Poverty limits knowledge of folic acid’s reproductive role - study
Poorer women know least of vitamin’s essential part in preventing neural tube defects
An estimated 40 cases in Ireland of spina bifida, where those affected can be confined to a wheelchair, could be prevented each year by ensuring women take folic acid before pregnancy. File photograph: Getty Images
The Food Safety Authority of Ireland has said the mandatory fortification of bread or flour with folic acid is the most effective way of reducing Ireland’s high rate of birth defects. File photograph: Frank Miller/The Irish Times
Poorer women and those recently arrived in Ireland have the lowest level of knowledge about the essential role of folic acid in preventing birth defects, a new study has found.
More affluent women and those living in Ireland for over five years had better knowledge of the reasons for taking the vitamin, according to the study.
Over half of the women surveyed in the Coombe Maternity Hospital said they did not take the supplement before becoming pregnant, as recommended. In most cases, this was because they did not expect to get pregnant.
Over one-third of the 587 women surveyed did not know they needed to take folic acid before conception in order to reduce the chances of birth defects such as spina bifida.
Renewed campaign recommended
The study, published in the European Journal of Clinical Nutrition, recommends a renewed public health campaign in Ireland on the importance of folic acid. This should focus on women living in deprivation and women who have recently come to live in Ireland, as their awareness levels were found to be lowest.
All-Ireland food body Safefood ran a further awareness campaign on folic acid last year which focused on social media.
The rate of neural tube defects in Ireland is increasing, and this is almost certainly because the folic acid intake of pregnant women is declining. Plans to introduce mandatory fortification of food with folic acid were shelved some years back and the EU has been slow to introduce common standards.
The Food Safety Authority of Ireland has said the mandatory fortification of bread or flour with folic acid is the most effective way of reducing Ireland’s high rate of birth defects.
It said the mandatory fortification of bread or flour to provide about 150µg of folic acid per day in women of childbearing age would reduce the prevalence of neural tube defects by about 30 per cent. However, this would require legislation.
The authority suggested a second option of continuing with the present policy of voluntary fortification of foodstuffs by manufacturers.

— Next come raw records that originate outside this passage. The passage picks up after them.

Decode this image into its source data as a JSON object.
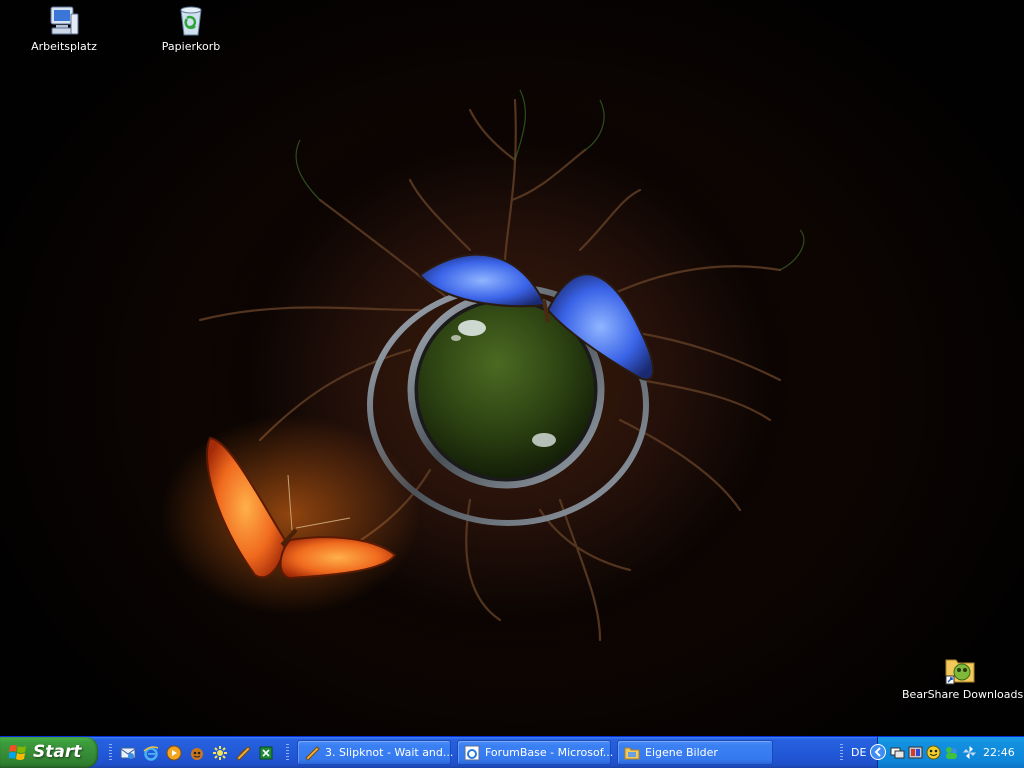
{
  "desktop": {
    "icons": [
      {
        "label": "Arbeitsplatz",
        "icon": "my-computer-icon"
      },
      {
        "label": "Papierkorb",
        "icon": "recycle-bin-icon"
      },
      {
        "label": "BearShare Downloads",
        "icon": "folder-shortcut-icon"
      }
    ]
  },
  "taskbar": {
    "start_label": "Start",
    "quick_launch": [
      "outlook-express-icon",
      "internet-explorer-icon",
      "media-player-icon",
      "app-icon",
      "settings-icon",
      "winamp-icon",
      "app-icon-2"
    ],
    "tasks": [
      {
        "label": "3. Slipknot - Wait and...",
        "icon": "winamp-icon"
      },
      {
        "label": "ForumBase - Microsof...",
        "icon": "internet-explorer-icon"
      },
      {
        "label": "Eigene Bilder",
        "icon": "folder-icon"
      }
    ],
    "tray": {
      "language": "DE",
      "icons": [
        "chevron-left-icon",
        "network-icon",
        "volume-icon",
        "bearshare-icon",
        "messenger-icon",
        "pinwheel-icon"
      ],
      "clock": "22:46"
    }
  },
  "colors": {
    "taskbar_blue": "#245edb",
    "start_green": "#388e38",
    "tray_blue": "#0e85d8"
  }
}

An estimated 40 cases of spina bifida could be prevented each year by ensuring women take folic acid before pregnancy. Michael Turner, professor of obstetrics at UCD and one of the authors of the latest study, said this could result in savings of €20 million for the health service.

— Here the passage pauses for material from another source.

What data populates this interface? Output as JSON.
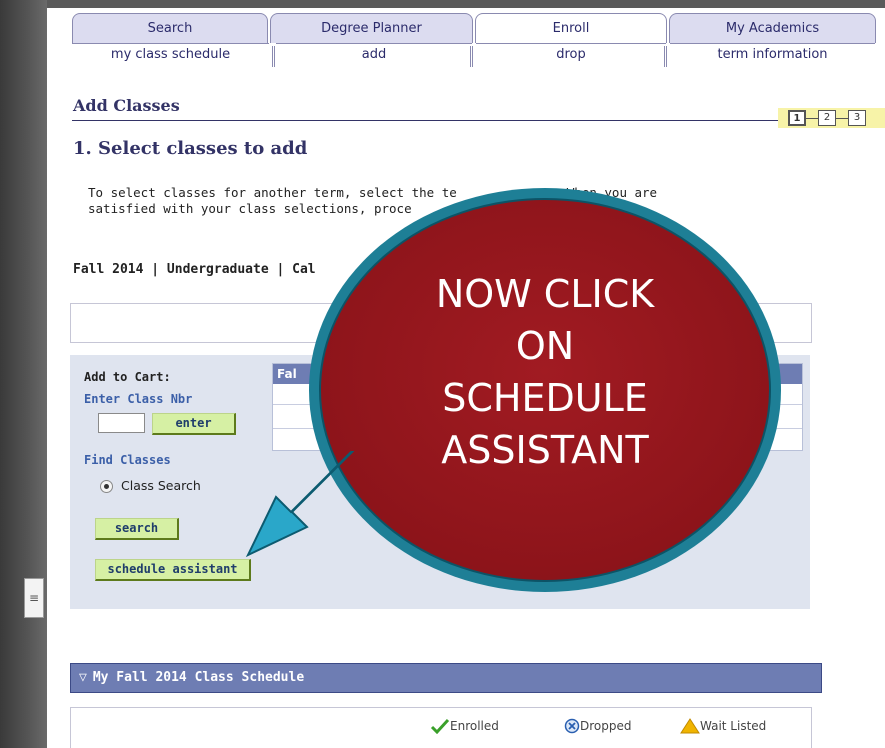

Folic acid, when taken before and during pregnancy, prevents the occurrence of most forms of neural tube defects.
In more than 50 countries, governments oblige food manufacturers to fortify products but in other countries, including Ireland, the addition of folic acid is voluntary.